Exercise: Nothing should differ between your answer and the records below.

The data:
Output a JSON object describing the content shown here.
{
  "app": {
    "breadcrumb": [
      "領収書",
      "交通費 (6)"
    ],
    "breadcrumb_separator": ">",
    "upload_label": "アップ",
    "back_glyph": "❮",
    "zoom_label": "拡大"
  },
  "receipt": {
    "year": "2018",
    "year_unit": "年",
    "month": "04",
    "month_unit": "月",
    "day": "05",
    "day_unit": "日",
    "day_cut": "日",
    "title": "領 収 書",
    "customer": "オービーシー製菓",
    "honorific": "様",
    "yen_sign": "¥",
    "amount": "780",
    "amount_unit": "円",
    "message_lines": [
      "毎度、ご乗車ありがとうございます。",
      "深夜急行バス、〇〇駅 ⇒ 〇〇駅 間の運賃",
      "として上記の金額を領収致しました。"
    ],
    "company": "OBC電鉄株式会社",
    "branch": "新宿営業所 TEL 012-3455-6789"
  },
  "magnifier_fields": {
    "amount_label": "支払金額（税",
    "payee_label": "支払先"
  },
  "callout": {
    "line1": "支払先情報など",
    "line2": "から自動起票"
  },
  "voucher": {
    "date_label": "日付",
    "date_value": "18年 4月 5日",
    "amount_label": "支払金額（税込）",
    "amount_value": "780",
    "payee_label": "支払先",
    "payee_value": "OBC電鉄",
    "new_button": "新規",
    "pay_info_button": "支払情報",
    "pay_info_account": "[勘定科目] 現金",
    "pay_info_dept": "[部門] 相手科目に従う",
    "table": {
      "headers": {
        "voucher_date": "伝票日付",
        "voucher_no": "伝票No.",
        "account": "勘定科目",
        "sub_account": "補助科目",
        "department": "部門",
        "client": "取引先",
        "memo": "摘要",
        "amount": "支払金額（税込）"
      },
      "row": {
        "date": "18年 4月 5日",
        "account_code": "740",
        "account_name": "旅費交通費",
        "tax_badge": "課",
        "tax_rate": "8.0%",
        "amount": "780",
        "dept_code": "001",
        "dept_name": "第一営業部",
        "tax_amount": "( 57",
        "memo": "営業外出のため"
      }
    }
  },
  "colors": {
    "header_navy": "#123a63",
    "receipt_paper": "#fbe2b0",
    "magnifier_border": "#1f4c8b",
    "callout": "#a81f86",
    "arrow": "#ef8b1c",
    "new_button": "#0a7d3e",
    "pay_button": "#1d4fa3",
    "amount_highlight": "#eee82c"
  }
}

Your solution:
Output a JSON object describing the content shown here.
{
  "app": {
    "breadcrumb": [
      "領収書",
      "交通費 (6)"
    ],
    "breadcrumb_separator": ">",
    "upload_label": "アップ",
    "back_glyph": "❮",
    "zoom_label": "拡大"
  },
  "receipt": {
    "year": "2018",
    "year_unit": "年",
    "month": "04",
    "month_unit": "月",
    "day": "05",
    "day_unit": "日",
    "day_cut": "日",
    "title": "領 収 書",
    "customer": "オービーシー製菓",
    "honorific": "様",
    "yen_sign": "¥",
    "amount": "780",
    "amount_unit": "円",
    "message_lines": [
      "毎度、ご乗車ありがとうございます。",
      "深夜急行バス、〇〇駅 ⇒ 〇〇駅 間の運賃",
      "として上記の金額を領収致しました。"
    ],
    "company": "OBC電鉄株式会社",
    "branch": "新宿営業所 TEL 012-3455-6789"
  },
  "magnifier_fields": {
    "amount_label": "支払金額（税",
    "payee_label": "支払先"
  },
  "callout": {
    "line1": "支払先情報など",
    "line2": "から自動起票"
  },
  "voucher": {
    "date_label": "日付",
    "date_value": "18年 4月 5日",
    "amount_label": "支払金額（税込）",
    "amount_value": "780",
    "payee_label": "支払先",
    "payee_value": "OBC電鉄",
    "new_button": "新規",
    "pay_info_button": "支払情報",
    "pay_info_account": "[勘定科目] 現金",
    "pay_info_dept": "[部門] 相手科目に従う",
    "table": {
      "headers": {
        "voucher_date": "伝票日付",
        "voucher_no": "伝票No.",
        "account": "勘定科目",
        "sub_account": "補助科目",
        "department": "部門",
        "client": "取引先",
        "memo": "摘要",
        "amount": "支払金額（税込）"
      },
      "row": {
        "date": "18年 4月 5日",
        "account_code": "740",
        "account_name": "旅費交通費",
        "tax_badge": "課",
        "tax_rate": "8.0%",
        "amount": "780",
        "dept_code": "001",
        "dept_name": "第一営業部",
        "tax_amount": "( 57",
        "memo": "営業外出のため"
      }
    }
  },
  "colors": {
    "header_navy": "#123a63",
    "receipt_paper": "#fbe2b0",
    "magnifier_border": "#1f4c8b",
    "callout": "#a81f86",
    "arrow": "#ef8b1c",
    "new_button": "#0a7d3e",
    "pay_button": "#1d4fa3",
    "amount_highlight": "#eee82c"
  }
}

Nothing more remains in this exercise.